- Format: Hardcover
- ISBN: 978-1-5261-4542-0
- Pages: 312
- Publisher: Manchester University Press
- Price: £20.00
- Published Date: March 2020
- BIC Category: HISTORY / Europe / Great Britain, SOCIAL SCIENCE / Emigration & Immigration, British Empire, Asylum Law, Immigration Law, Society & social sciences / Migration, immigration & emigration

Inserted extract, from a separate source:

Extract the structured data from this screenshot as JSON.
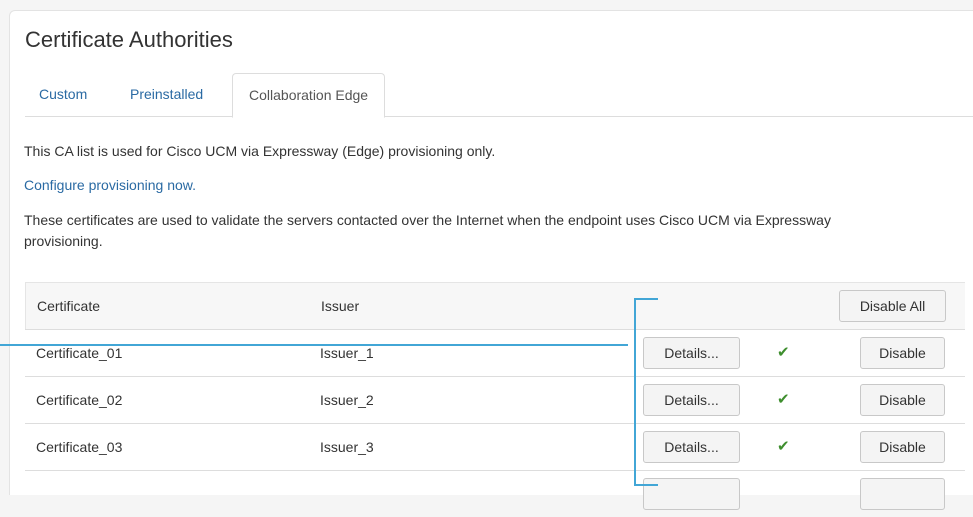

(B)ordering Britain argues that Britain is the spoils of empire, its immigration law is colonial violence and irregular immigration is anti-colonial resistance. In announcing itself as postcolonial through immigration and nationality laws passed in the 60s, 70s and 80s, Britain cut itself off symbolically and physically from its colonies and the Commonwealth, taking with it what it had plundered. This imperial vanishing act cast Britain's colonial history into the shadows. The British Empire, about which Britons know little, can be remembered fondly as a moment of past glory, as a gift once given to the world. Meanwhile immigration laws are justified on the basis that they keep the undeserving hordes out. In fact, immigration laws are acts of colonial seizure and violence. They obstruct the vast majority of racialised people from accessing colonial wealth amassed in the course of colonial conquest. Regardless of what the law, media and political discourse dictate, people with personal, ancestral or geographical links to colonialism, or those existing under the weight of its legacy of race and racism, have every right to come to Britain and take back what is theirs.
"Colonialism never really ends. The formerly colonized remain the targets of imperial power long after their lands have been looted. The concentration of wealth in the hands of white elites demands no less. (B)ordering Britain tells the legal story of an unbroken colonization where citizenship itself is the structure created to maintain the racial lines of colonial and capitalist accumulation. Close the gates, slow the exodus from the colonies to a trickle, and keep those who made it in under conditions of precarity: this is the basis of immigration and asylum law. El-Enany fearlessly tracks the imperial line in law from the first immigration and asylum laws to the Windrush Affair and Brexit. A timely and compelling book."
Sherene H. Razack, Distinguished Professor and the Penny Kanner Endowed Chair, the University of California at Los Angeles.
"This book's meticulous analysis of the racism that underpins UK immigration regimes is a searing indictment of British government policy, past and present. It is a hugely important contribution to understanding the relation between immigration and race, and a must read for students and scholars of migration."
Bridget Anderson, Director of the Bristol Institute on Migration and Mobility Studies and Professor of Migration, Mobilities and Citizenship.
"El-Enany's erudite account of the colonial divisions and violence which contemporary immigration laws enact sets a new bar for future research on Britain's Immigration and nationality laws."
Patricia Tuitt, Legal Academic, patriciatuitt.com, author of Race, Law and Resistance
Nadine El-Enany is Senior Lecturer in Law at Birkbeck School of Law and Co-Director of the Centre for Research on Race and Law
Introduction: Britain as the spoils of empire
1. Bordering and ordering
2. Aliens: Immigration law's racial architecture
3. Subjects and citizens: Cordoning off colonial spoils
4. Migrants, refugees and asylum seekers: Predictable arrivals
5. European Citizens and Third Country Nationals: Europe's colonial embrace
Conclusion: 'Go home' as an invitation to stay